Monday, May 20

FDA issues warnings about cancer risk linked to CAR-T therapies

The Food and Drug Administration requires companies that make specialized cancer therapies known as CAR-T to add a warning in a box that the treatments themselves can cause tumors.

The agency noted that the benefits still outweigh the risks of the therapy, which involves removing a type of white blood cell — T cells — and then genetically engineering it to create proteins called chimeric antigen receptors (CARs). . The engineered cells, reinfused into the patient’s blood, allow T cells to attach to tumor cells and kill them.

But the therapies, which primarily treat blood cancers including multiple myeloma, already carried a warning about dangerous immune responses and neurological risks. And the new warning follows reports of about 25 cases of secondary cancers that federal health officials and others suspected were caused by CAR-T treatments, although further investigation may be needed to establish a definitive link.

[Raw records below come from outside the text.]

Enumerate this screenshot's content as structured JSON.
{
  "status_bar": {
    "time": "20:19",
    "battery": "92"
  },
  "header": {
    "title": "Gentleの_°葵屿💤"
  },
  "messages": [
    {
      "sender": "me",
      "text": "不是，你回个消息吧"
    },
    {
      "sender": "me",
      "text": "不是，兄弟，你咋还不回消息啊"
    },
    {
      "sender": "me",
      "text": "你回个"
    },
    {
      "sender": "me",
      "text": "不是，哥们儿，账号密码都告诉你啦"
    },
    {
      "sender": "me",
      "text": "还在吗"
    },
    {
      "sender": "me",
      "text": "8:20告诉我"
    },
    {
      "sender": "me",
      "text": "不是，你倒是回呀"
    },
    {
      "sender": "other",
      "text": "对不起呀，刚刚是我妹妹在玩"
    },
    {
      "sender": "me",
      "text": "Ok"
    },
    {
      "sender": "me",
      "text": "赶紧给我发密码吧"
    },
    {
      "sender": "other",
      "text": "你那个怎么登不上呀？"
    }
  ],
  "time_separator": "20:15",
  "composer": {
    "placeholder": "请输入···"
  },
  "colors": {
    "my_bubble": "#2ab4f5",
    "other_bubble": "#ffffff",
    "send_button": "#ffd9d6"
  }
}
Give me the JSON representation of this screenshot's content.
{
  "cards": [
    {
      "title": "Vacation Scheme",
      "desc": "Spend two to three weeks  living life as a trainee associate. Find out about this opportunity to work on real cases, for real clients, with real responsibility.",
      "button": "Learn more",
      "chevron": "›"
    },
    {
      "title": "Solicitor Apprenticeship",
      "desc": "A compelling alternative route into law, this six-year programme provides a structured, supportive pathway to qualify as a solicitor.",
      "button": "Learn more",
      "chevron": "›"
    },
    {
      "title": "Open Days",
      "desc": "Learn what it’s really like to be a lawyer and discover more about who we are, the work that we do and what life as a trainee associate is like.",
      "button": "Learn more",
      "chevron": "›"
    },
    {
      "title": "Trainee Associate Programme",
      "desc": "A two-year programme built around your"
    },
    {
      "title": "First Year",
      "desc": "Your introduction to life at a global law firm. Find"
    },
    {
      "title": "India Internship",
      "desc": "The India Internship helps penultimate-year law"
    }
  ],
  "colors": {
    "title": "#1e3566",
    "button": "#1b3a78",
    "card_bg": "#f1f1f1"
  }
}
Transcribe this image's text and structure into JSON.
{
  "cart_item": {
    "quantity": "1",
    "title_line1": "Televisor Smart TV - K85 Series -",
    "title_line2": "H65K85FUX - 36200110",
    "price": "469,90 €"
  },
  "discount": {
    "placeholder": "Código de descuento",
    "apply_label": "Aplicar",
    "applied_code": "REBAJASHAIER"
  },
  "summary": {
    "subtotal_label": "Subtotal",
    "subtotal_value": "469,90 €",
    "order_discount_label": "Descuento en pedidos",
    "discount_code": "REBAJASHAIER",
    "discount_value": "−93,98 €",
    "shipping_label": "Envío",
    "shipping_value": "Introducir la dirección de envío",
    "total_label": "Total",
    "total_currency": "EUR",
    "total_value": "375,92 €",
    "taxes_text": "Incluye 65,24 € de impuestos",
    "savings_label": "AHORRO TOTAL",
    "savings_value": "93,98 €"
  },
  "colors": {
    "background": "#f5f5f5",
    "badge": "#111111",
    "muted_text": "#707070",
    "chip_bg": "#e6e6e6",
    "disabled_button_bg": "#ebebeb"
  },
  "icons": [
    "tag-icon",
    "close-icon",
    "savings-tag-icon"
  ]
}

The therapy has been used by at least 27,000 people patients since it was first approved by the FDA in 2017, the agency said.

Cancer patients who receive CAR-T treatments tend to have few options left and are unlikely to change course even with the new warning, said Dr. John DiPersio, an oncologist at Washington University in St. Louis.

“The risk of not doing this therapy for most patients who receive it is rapid disease progression or certain death,” he said.

The FDA raised concerns about the treatments’ adverse effects late last year.

In letters dated Jan. 19, the agency outlined warnings that some of the CAR-T therapy companies will include, which were also ordered to monitor patients for secondary cancers and report any to the FDA. Secondary cancers can lead to hospitalizations or death, the agency noted, requiring drug companies to provide warnings on drug labels that secondary cancers “may present as early as weeks after infusion and could include fatal outcomes.”

The FDA sent letters to these companies: Bristol-Myers Squibb, maker of Abecma; Juno Therapeutics, a Bristol-Myers Squibb company, maker of Breyanzi; Johnson & Johnson’s Janssen Biotech, maker of Carvykti; Novartis, by Kymriah; and Kite Pharma, from Yescarta.

Given the dire prognoses of patients considering CAR-T therapies, Dr. DiPersio said, the new warning amounts to “much ado about nothing.” He said he hopes the news doesn’t chill further investment or studies into treatments for other serious medical conditions. Some drugmakers are studying the use of CAR-T therapy to treat lupus, an autoimmune disease.

“We cannot create such a scary environment that companies and investigators turn this approach away because it is deemed too dangerous, because it is not,” he said.

Financial analysts had also predicted little fallout, Brian Abrahams, an analyst at RBC Capital Markets, said in an email.

“It’s still a very rare side effect,” he said. “These are sick patients receiving these therapies, and most CAR-T treatments have shown very clear benefits, including prolonged survival, so we would not expect these label changes to materially reduce the use of the agents.”